City sends letter opposing housing development bill
Claremont city staff sent a letter to a state senator opposing a bill they say would undermine the city’s general plan.
Senate Bill 827, introduced by State Senator Scott Wiener on March 1, would exempt certain developers from local restrictions such as height limitations, densities, parking requirements and design review standards, according to the letter sent by City Manager Tara Schultz.
The idea behind SB 827 is to allow for more residential development along transit corridors and bus stops. Specifically, the bill allows developers to circumvent local rules within a half-mile of a “major transit stop” or a “high-quality transit corridor,” the city says.
According to the Los Angeles Times, Mr. Wiener sees the bill as a way to curb traffic, climate change and high housing costs.
But Claremont is not on board with the bill. In her letter, Ms. Schultz explains that it would undermine locally adopted general plans, housing elements and sustainable community strategies.
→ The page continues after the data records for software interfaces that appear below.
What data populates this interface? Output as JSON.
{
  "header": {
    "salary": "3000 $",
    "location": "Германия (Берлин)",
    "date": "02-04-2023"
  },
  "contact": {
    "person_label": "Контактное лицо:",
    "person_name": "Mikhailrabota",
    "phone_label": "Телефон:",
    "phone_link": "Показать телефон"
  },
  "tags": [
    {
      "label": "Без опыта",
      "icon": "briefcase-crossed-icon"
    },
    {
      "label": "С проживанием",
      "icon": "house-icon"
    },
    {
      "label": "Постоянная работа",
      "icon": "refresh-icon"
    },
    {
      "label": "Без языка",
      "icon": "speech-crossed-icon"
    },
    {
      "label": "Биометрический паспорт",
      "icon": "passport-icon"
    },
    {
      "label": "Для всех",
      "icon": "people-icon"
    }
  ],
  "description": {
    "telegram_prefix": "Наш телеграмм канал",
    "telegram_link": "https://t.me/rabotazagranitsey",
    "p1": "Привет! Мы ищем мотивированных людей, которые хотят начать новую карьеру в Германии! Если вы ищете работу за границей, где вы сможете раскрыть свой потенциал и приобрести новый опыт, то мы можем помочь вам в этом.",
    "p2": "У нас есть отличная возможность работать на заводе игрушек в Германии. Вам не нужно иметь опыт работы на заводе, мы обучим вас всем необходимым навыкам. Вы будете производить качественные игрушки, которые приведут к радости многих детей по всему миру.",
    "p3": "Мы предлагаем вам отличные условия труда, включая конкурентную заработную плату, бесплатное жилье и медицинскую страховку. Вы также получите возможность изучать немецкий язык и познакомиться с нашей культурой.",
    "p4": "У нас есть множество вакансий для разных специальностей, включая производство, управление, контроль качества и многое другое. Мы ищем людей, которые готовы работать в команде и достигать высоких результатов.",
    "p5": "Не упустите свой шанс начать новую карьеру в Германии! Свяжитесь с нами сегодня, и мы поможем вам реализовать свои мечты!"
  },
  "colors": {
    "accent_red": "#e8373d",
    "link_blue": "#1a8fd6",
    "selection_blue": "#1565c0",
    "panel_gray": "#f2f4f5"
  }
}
“Exempting large-scale developments from general plans, housing elements and zoning ordinances goes against the principles of local democracy and public engagement,” Ms. Schultz wrote. “Public hearings allow members of the community to inform their representative of their support or concerns when planning documents are developed.”
“Public engagement also often leads to better projects,” she added. “Disregarding such processes will increase public distrust in government and could lead to additional ballot measures dealing with growth management.”
Ms. Schultz emphasized in her letter that the bill could put the Real Housing Needs Assessment (RHNA), a vital part of the housing element that includes allocated units of affordable housing, in jeopardy. SB 827, according to the city, “would provide developers a means to generate additional profits without any requirement to build affordable housing.”
Mayor Pro Tem Corey Calaycay remarked that the bill could have an impact on the current plans for Village South, which will be built along the railroad and future Gold Line tracks, and adjacent historical properties like the Vortox building.
“It’s important for the community to be aware of that, and perhaps write their own letters of concern,” he said.
Claremont is not the only city against the proposed bill. The Los Angeles city council voted unanimously, 14-0, in favor of a resolution against the bill on March 27, according to LA Streetsblog.
Turf reduction plans approved
The Claremont city council also approved what was initially planned to be a receive-and-file item on turf conversion plans for city parks.
The plans, as explained to the council by Deputy Director of Community Services Dave Roger, fall in line with state restrictions against having water spray onto hardscapes such as sidewalks, gutters and curbs.
This means any grass area that runs up against a sidewalk, curb or gutter would have to be removed in favor of more water-friendly landscape.
The city has already done a lot of work since the restrictions were put in place in 2014—turf grass was removed and the irrigation system was updated at College Park, the lawns in front of city hall and at Shelton Park were replaced with drought-tolerant landscape and the medians on North Indian Hill Boulevard were also updated.
Mr. Roger focused on four parks in his presentation—Wheeler, June Vail, Chaparral and Memorial parks. The overall plan is to convert the turf for all parks in Claremont.
At Wheeler Park, he suggested getting rid of the grass between the sidewalk and the monument sign in favor of a more drought-tolerant landscape, including Mexican salvia and native white sages.
“Can you imagine if the grass was gone and we went in and put in some flowering climate appropriate plant material,” Mr. Roger said. “I think that sign would just pop out.”
Similar plans were floated for Vail Park, Chaparral Park and Memorial Park, as Mr. Roger offered ideas on how to take out grass along sidewalks and curbs. The drought-tolerant landscaping would be separated just enough to allow pedestrians to walk through the area to get to the rest of the park.
The big question regarding this plan is funding. Mr. Roger explained to the council that the cost of doing this project across all parks in Claremont amounts to $1.50 to $2 per square foot—at 202,480 square feet of potential area to be converted, that amounts to a cost between $303,720 and $404,960.
There is currently no funding source, but the city is looking for grants, Mr. Roger said. He also noted that overall, this plan would save the city some money, as lower maintenance costs will allow it to eliminate one employee position which would save money on the contract.
The entire turf conversion is expected to last a few years, Mr. Roger said in the staff report.
When Mayor Opanyi Nasiali asked about possible grants, Mr. Roger said they are looking at a couple of sources, including a turf conversion grant from the Metropolitan Water District of Southern California.
The council was in favor of approving the item, rather than keeping it receive-and-file. The idea was that approving it would give city staff impetus to look for more funding sources.
Mr. Nasiali made the motion to approve the item, subject to the availability of funding.
“I think this is a great idea,” he said, adding that the motion to approve is a way of “thinking forward and planning things so we can save money and have a more beautiful city.”
The motion passed unanimously. The next city council meeting will take place on April 10.